I admit to feeling intimidated upon hearing the label given to children of whom I would be working. The term, "emotionally disturbed (ED)" also intrigued me, but painted a picture before I even met a single child on my caseload. Not learning specific special education classifications in graduate school, I read up as much as I could about this identification. The image my mind had created included children appearing older than their natural age, possessing negativity and a toughness about them; similarly, to the many Hollywood movies about inner city kids, and contrary to the children whom I grew up with in suburban schools.
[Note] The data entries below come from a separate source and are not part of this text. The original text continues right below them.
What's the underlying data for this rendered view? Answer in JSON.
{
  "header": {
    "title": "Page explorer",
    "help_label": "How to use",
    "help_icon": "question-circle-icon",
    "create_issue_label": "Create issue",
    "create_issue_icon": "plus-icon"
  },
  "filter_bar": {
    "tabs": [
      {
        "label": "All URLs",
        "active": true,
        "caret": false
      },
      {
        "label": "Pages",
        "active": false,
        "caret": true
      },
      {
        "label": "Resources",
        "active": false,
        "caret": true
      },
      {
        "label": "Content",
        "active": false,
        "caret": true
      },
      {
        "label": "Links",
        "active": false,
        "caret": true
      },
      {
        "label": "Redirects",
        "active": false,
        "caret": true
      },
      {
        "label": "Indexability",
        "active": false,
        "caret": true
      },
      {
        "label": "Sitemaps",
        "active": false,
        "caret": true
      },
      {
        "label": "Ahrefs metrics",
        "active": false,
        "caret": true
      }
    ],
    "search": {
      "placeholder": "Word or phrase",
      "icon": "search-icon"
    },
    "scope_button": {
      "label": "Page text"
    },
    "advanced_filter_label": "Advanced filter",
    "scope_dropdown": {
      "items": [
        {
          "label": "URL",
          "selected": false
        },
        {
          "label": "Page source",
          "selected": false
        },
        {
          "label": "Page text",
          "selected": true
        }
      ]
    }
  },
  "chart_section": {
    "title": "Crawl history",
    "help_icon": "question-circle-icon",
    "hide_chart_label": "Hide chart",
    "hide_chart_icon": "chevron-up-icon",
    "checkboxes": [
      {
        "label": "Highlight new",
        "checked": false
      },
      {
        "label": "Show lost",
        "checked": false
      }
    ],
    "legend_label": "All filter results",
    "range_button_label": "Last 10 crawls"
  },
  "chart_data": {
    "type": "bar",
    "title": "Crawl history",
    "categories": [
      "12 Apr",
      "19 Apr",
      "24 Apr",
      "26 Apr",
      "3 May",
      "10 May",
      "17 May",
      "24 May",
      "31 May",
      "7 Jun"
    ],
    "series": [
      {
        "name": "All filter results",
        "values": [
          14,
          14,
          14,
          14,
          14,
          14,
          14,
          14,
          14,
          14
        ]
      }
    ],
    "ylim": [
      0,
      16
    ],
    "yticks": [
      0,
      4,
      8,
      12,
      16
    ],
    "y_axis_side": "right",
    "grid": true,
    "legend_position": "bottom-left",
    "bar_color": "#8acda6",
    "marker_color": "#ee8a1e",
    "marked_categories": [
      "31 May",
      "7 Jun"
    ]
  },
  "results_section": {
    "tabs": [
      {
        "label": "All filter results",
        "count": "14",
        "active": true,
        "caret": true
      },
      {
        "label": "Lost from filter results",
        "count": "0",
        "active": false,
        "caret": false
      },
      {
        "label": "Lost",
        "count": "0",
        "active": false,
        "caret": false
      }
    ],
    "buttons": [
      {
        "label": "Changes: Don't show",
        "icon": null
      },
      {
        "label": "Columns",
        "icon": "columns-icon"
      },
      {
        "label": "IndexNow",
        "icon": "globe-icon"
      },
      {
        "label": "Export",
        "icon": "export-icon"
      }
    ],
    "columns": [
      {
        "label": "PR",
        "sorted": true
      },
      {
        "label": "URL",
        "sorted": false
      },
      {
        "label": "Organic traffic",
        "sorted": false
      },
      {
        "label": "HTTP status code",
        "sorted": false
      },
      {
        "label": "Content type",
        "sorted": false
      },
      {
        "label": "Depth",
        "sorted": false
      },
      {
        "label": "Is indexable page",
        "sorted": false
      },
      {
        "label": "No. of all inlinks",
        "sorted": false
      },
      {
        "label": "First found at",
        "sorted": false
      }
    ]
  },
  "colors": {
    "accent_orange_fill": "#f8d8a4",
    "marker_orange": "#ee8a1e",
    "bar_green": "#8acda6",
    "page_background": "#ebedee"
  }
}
And then I arrived to work on my first day, wide-eyed and with a tough exterior of my own that I anticipated I would need.
Continue Reading

General

7 More Bad, Annoying Habits of Therapists

Back in 2009, I wrote an article detailing some of the most annoying bad habits of therapists. It included things such as showing up late for a client's appointment, eating, sleeping or yawning in front of a client, or being distracted by a phone, text, email or pet.

Yes, these are all real things that happen every day in some therapists' offices. But generally, they are not signs of a good therapist, especially if they occur with regularity. (A once-in-a-while yawn is only human, after all.)

Here are seven more bad habits of therapists, habits that signal there may be a problem with your therapist's attention, focus -- or even career choice.

Continue Reading

Disorders

Being a Contender in Psychotherapy

Psychotherapy is not for the faint-of-heart. Entering therapy is a substantial risk, especially when considering there is no blue print or written guarantee that you will get better. At the same time, it is just as thrilling as it is terrifying, like a sedentary extreme sport or emotional skydiving. Based in art, philosophy, and science, psychotherapy is fierce and a force to be reckoned with, so it still surprises me when patients worry about being judged as weak for stepping up to that level of commitment.

As a licensed social worker and post-graduate fellow, I was recently ask to speak to a group of interns about entering a program for psychoanalytically-informed psychotherapy after graduation.
Continue Reading

Depression

Blame the Illness, Not the Patient

One of the most hurtful comments made to me during the worst of my depression was this: "You must not want to get better."

I know that person didn't intend to be spiteful or mean. She's just plain ignorant regarding mental health issues. (But I still haven't let it go, obviously.)

Comments like that are why I'm so passionate about educating folks on mental illness and eliminating the isolating stigma of our condition. Because it's hard enough fighting all the negative intrusive thoughts within our head. We don't need additional insults and negative opinions -- confirmation of our weakness -- from folks who have never wanted to die and consider all suicidal thoughts self-absorbed and pathetic.
Continue Reading